Fred Couples doesn’t consider himself a “great player,” but he called himself a “good player.” He said it several times in his press conference on Wednesday, following the announcement that Couples got the World Golf Hall of Fame nod. Just barely, though.
The ’92 Masters champ received 51% of the vote in the 2013 PGA Tour ballots (which included 15 names) — the lowest percentage in the WGHOF history — cast by members of the media, historians and other prominent names. The WGHOF requires that a player earn 65% of the vote. When nobody did, the standards are modified, and the player who got the highest percentage of votes, provided that he earned at least 50% of the ballots, clinches a place among the greatest figures in golf.
With 15 PGA Tour wins that included a Masters title and two Players Championship crowns, along with eight Champions Tour victories, Couples’ forthcoming induction (next May) has stirred up a strong reaction and criticism of his worthiness, and most important, the err of the selection process (which Michael Bamberger, one of the voters, argues).
Don’t blame, Fred. He even “jokingly” questioned his merit.
“For everyone who votes for this thing, I’d like to say I fooled you, but it’s been a long career — 31 years of playing,” said Couples on Wednesday. “I don’t know exactly the full criteria of becoming a Hall of Famer, but there are certainly some unbelievable ones.”

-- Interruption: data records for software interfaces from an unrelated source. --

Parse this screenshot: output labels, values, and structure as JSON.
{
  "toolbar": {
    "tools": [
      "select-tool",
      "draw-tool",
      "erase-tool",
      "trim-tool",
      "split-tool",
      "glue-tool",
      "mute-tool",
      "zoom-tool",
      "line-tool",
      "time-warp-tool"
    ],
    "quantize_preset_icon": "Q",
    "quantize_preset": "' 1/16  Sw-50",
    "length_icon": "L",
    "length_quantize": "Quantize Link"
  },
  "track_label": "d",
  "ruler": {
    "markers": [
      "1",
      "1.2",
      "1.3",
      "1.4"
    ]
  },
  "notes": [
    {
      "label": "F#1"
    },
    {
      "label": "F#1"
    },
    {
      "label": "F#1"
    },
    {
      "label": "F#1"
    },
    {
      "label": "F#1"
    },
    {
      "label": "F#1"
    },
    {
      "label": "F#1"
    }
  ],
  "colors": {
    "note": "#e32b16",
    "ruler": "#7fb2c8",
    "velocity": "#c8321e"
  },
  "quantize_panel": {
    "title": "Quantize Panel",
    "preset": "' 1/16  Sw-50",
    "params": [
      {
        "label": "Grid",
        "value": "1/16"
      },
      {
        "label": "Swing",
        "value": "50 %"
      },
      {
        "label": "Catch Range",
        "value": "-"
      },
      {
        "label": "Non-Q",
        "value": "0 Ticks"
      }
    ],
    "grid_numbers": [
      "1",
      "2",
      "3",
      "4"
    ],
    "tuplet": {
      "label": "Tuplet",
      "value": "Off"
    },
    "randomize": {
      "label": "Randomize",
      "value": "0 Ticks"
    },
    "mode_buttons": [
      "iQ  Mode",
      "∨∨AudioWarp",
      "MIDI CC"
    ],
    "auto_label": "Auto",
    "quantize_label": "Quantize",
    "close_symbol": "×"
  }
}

Basically, he won a popularity contest, as he said himself in his opening comments.
“I joke and say (I guess I won a popularity contest) because people always ask me about my popularity,” said Couples when asked about the “popularity” remark. And I know I have a few people out there that I annoy, and I have a lot of people that like watching me play golf, and today is a great day for me.
“I hope a lot of people understand that to be in the Hall of Fame you’ve got to be a very, very good player. I don’t consider myself to be a great player, but I’m a good player. For everyone who voted for me, I appreciate it.”

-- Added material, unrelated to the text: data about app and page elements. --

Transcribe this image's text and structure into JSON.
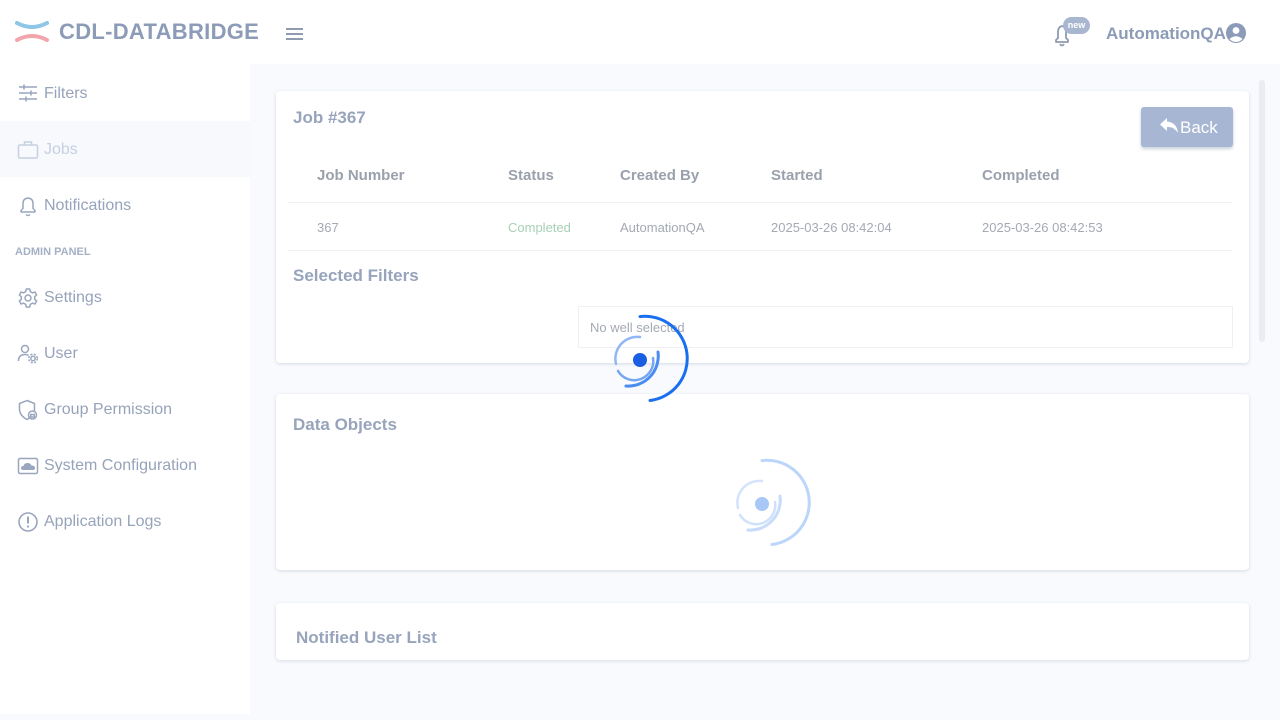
{
  "app": {
    "brand": "CDL-DATABRIDGE"
  },
  "header": {
    "badge": "new",
    "user_name": "AutomationQA"
  },
  "sidebar": {
    "items": [
      {
        "label": "Filters"
      },
      {
        "label": "Jobs"
      },
      {
        "label": "Notifications"
      }
    ],
    "admin_header": "ADMIN PANEL",
    "admin_items": [
      {
        "label": "Settings"
      },
      {
        "label": "User"
      },
      {
        "label": "Group Permission"
      },
      {
        "label": "System Configuration"
      },
      {
        "label": "Application Logs"
      }
    ]
  },
  "job": {
    "title": "Job #367",
    "back_label": "Back",
    "columns": [
      "Job Number",
      "Status",
      "Created By",
      "Started",
      "Completed"
    ],
    "row": {
      "job_number": "367",
      "status": "Completed",
      "created_by": "AutomationQA",
      "started": "2025-03-26 08:42:04",
      "completed": "2025-03-26 08:42:53"
    },
    "selected_filters_title": "Selected Filters",
    "filters_placeholder": "No well selected"
  },
  "data_objects": {
    "title": "Data Objects"
  },
  "notified_users": {
    "title": "Notified User List"
  },
  "colors": {
    "accent": "#1a6ff0",
    "brand_text": "#8c9bb7",
    "status_completed": "#a7d0b7"
  }
}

Yes, I’m pretty sure Couples is questioning his own worthiness.
I think he is deserving based on the impact he had on the game. Can you talk about professional golf in the ’90s, along with the last two Presidents Cups, without mentioning his name? No way. He defined an era, and at one point, he was ranked the best player in the world, but given his talent, he’s been dubbed as one of the greatest underachievers in the game. (Let’s remember he struggled with back problems almost his entire career, which no doubt held him back.)
In a special PGA Tour Confidential roundtable on Wednesday (which because of my migraine, my contributions came in late, but I only chimed in because it was Fred Couples — I wouldn’t have garnered the energy required otherwise), I shared my knee-jerk reaction:

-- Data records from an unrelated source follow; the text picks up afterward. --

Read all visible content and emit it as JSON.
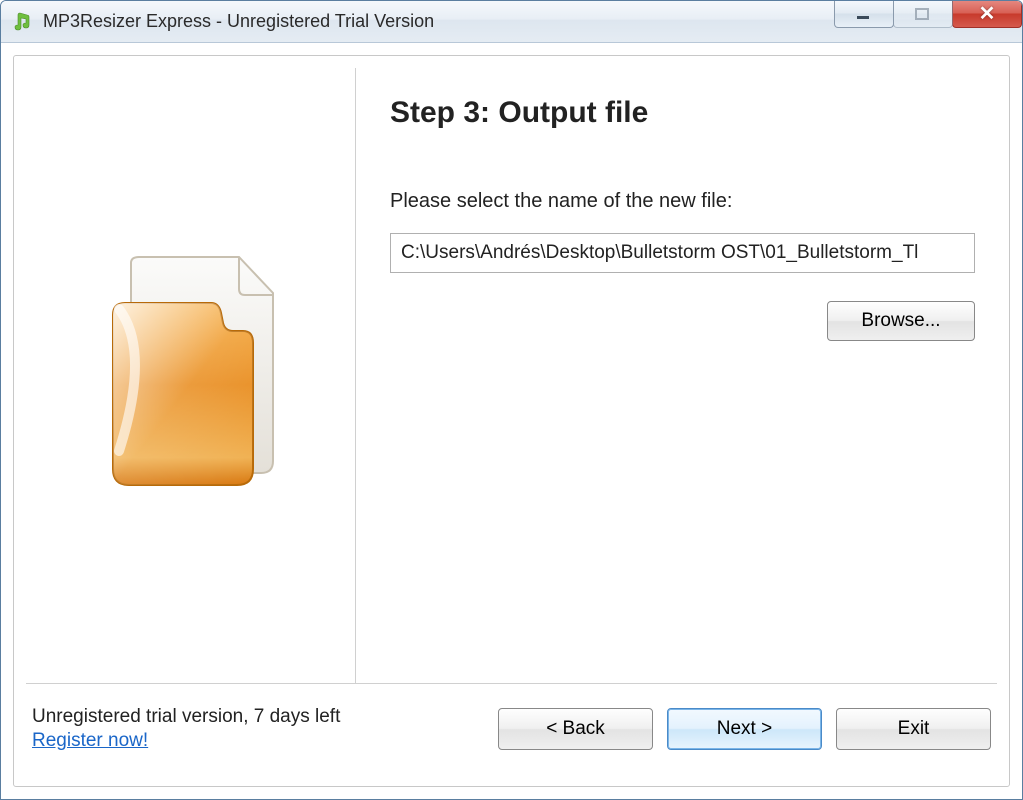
{
  "window": {
    "title": "MP3Resizer Express - Unregistered Trial Version"
  },
  "main": {
    "heading": "Step 3: Output file",
    "instruction": "Please select the name of the new file:",
    "path_value": "C:\\Users\\Andrés\\Desktop\\Bulletstorm OST\\01_Bulletstorm_Tl",
    "browse_label": "Browse..."
  },
  "footer": {
    "trial_text": "Unregistered trial version, 7 days left",
    "register_link": "Register now!",
    "back_label": "< Back",
    "next_label": "Next >",
    "exit_label": "Exit"
  }
}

Yes, Freddie deserved to get in. Sure, he “only” has one major, and with his talent he could have won more in general, but his impact on golf goes far beyond that. When I was a kid, Freddie was my hero, and I know many golfing children of the 90s would say the same. He made golf look cool. I’m a little biased being from Seattle, but I took my first lessons at Jefferson Park, where Freddie played growing up. I remember the pro showing me the plaques and pictures they had on a wall honoring Freddie, which was very inspiring for my 10-year-old self — and motivated me to take up the game.
It’s true. Fred was my childhood hero and I know the same goes for many of the Tour players around my age. (Sadly, when I started covering golf, I learned more truths to him than I wished, which briefly ruined my high regard for him, but I eventually came to terms with it and let it go.)
Unfortunately, his place in the Hall of Fame will be questioned given the way the ballots turned out. I think he should be a Hall of Famer — at some point — but do I think the timing was ideal? Not so much, but that’s not Fred’s fault.
He won Most Popular and that’s his M.O., so perhaps his induction turned out to be kind of appropriate. At the same time, if I’m — someone who is admittedly biased — questioning the credibility of Freddie’s place in the Hall of Fame, then something must be off.
World Golf Hall of Fame Class of 2013
PGA TOUR Ballot Results
Davis Love III 38
Macdonald Smith 24
Harold (Jug) McSpaden 10
(AP Photo/Lenny Ignelzi, File)